Regulations Dog Hill
Neighborhood Residents Lament Proposed Rules for Animal-Friendly Parks
Monday night’s public meeting on proposed regulations for creating dog parks left many Capitol Hill residents dissatisfied and claiming their questions remain unanswered — including whether neighborhood green spaces will pass muster.
“They just weren’t thinking when they wrote these regulations,” said Bill Schultheiss, an advisory neighborhood commissioner who lives in the Northeast section of Capitol Hill.
A meeting last week also proved fruitless, he said. “It was a disgraceful performance for a city agency. They couldn’t answer questions. They hadn’t done any analysis. … I felt uncomfortable for these people.” [IMGCAP(1)]
As the owner of a 6-year-old mutt named Veda and a member of the group Hill Hounds, Schultheiss has followed the issue since the D.C. City Council passed legislation allowing off-leash dog parks in 2005.
Now, he and other Hill residents are worried the council’s action will mean nothing because the Department of Parks and Recreation, tasked with implementing the legislation, has drafted regulations they say shut out any hope of legitimizing existing parks where dogs run off-leash unchecked. Among the regulations: The dog park must be at least 10,000 square feet, cannot take up more than a quarter of an existing District-owned park and must be located within 50 feet of a “sanitary or combined sewer line” where waste can be disposed.
A controversial rule that required the surrounding five blocks to be rat-free is likely to be removed at the request of the Department of Health, according to Health official Peggy Keller.
Residents are worried because a majority of the proposed regulations are hard to meet in a city, especially on Capitol Hill. Many residents own dogs, Schultheiss said, sometimes as an extra safety measure in neighborhoods where robberies are not uncommon.
Many of those owners pay almost $200 a year to walk their dogs in Congressional Cemetery, a private property where dogs can run off-leash among the tombstones and landscape. But others illegally use green spaces that tend to be small squares surrounded by residences and businesses (Lincoln Park and Stanton Park are two of the most popular). These might be difficult to legalize, as the proposed regulations stipulate that dog parks must be 200 feet away from residences, businesses, school playgrounds and community gardens.
“There wouldn’t be a single piece of land in Shaw that would meet the 200 feet from residences” restriction, complained one resident from the neighborhood, which is located in Northwest.
Although the comment period for the regulations was extended because of complaints, dog owners found out Monday that they might not get a say on whatever changes officials make after the public meetings, the last of which will be today at 7 p.m. at The Riverside Center, located at 5200 Foote St. NE. After that, officials will make their changes, submit the regulations to the city’s attorney general for legal requirements and finalize it all.
At Monday night’s meeting, officials from the Department of Parks and Recreation, the Department of Public Health and the Department of the Environment listened to residents’ concerns.

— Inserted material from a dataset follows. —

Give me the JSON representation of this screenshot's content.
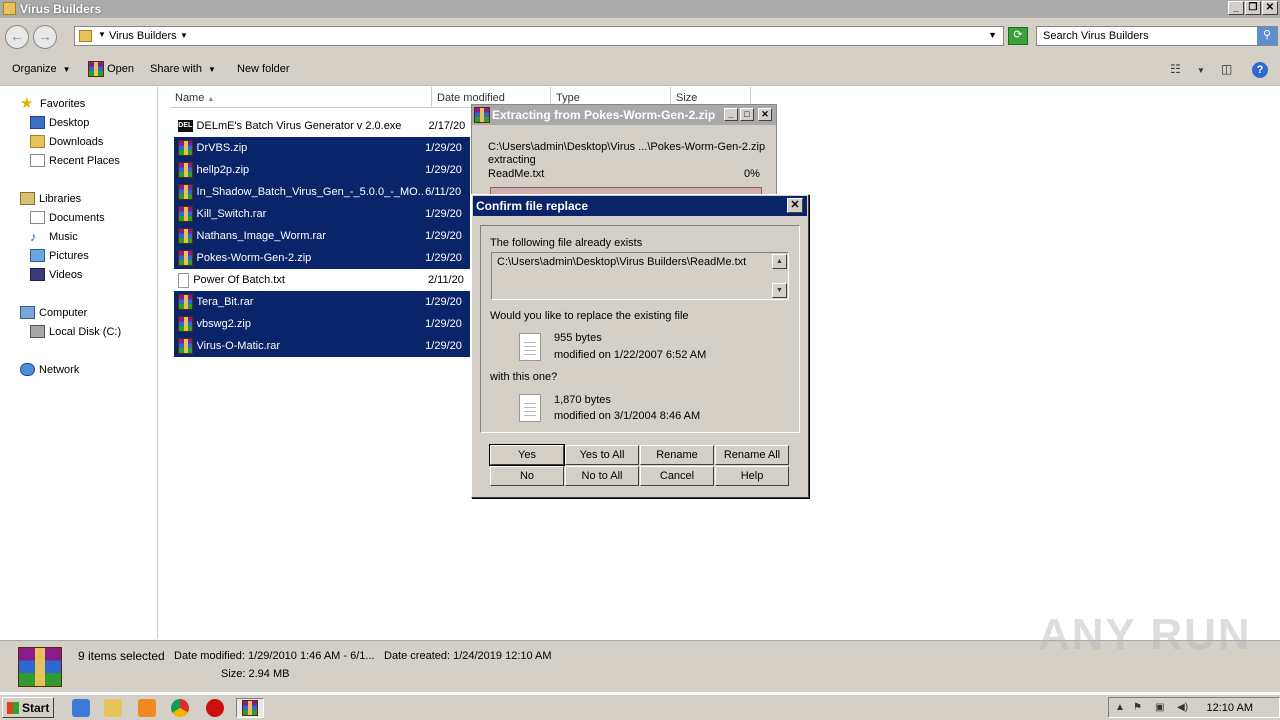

“People don’t want a dog park next to their house because of the noise,” explained Sharon Dendy, a DPR landscape architect. “We felt that there needed to be some respect for homeowners.”
But residents argued that they should be afforded the same rights as noisy soccer players and children at playgrounds. And when officials said they couldn’t answer some questions — such as whether one loud resident could stop a dog park from being formed — participants appeared exasperated.
“Most of the sticking points tonight are directed to people who aren’t here,” one resident said, receiving applause from the audience.
“It seems like these regulations were written by a lawyer,” said another.
But foremost among the questions was which sites in the city — if any — actually meet the regulations. Dendy said about 35 meet all but the rat provision; however, the parks department was unable to produce the list by Tuesday afternoon.
Furthermore, much of the green space on Capitol Hill is not District-owned, which is the only land that the parks department will designate as dog parks. If residents want dog parks on National Park Service land, they will have to solicit such permits themselves, Dendy said.
But if no parks on Capitol Hill become legal dog parks, a problem will be left unfixed, Schultheiss said.
“People break laws in large number when they feel it’s unreasonable,” he said. “That’s what’s happening now.”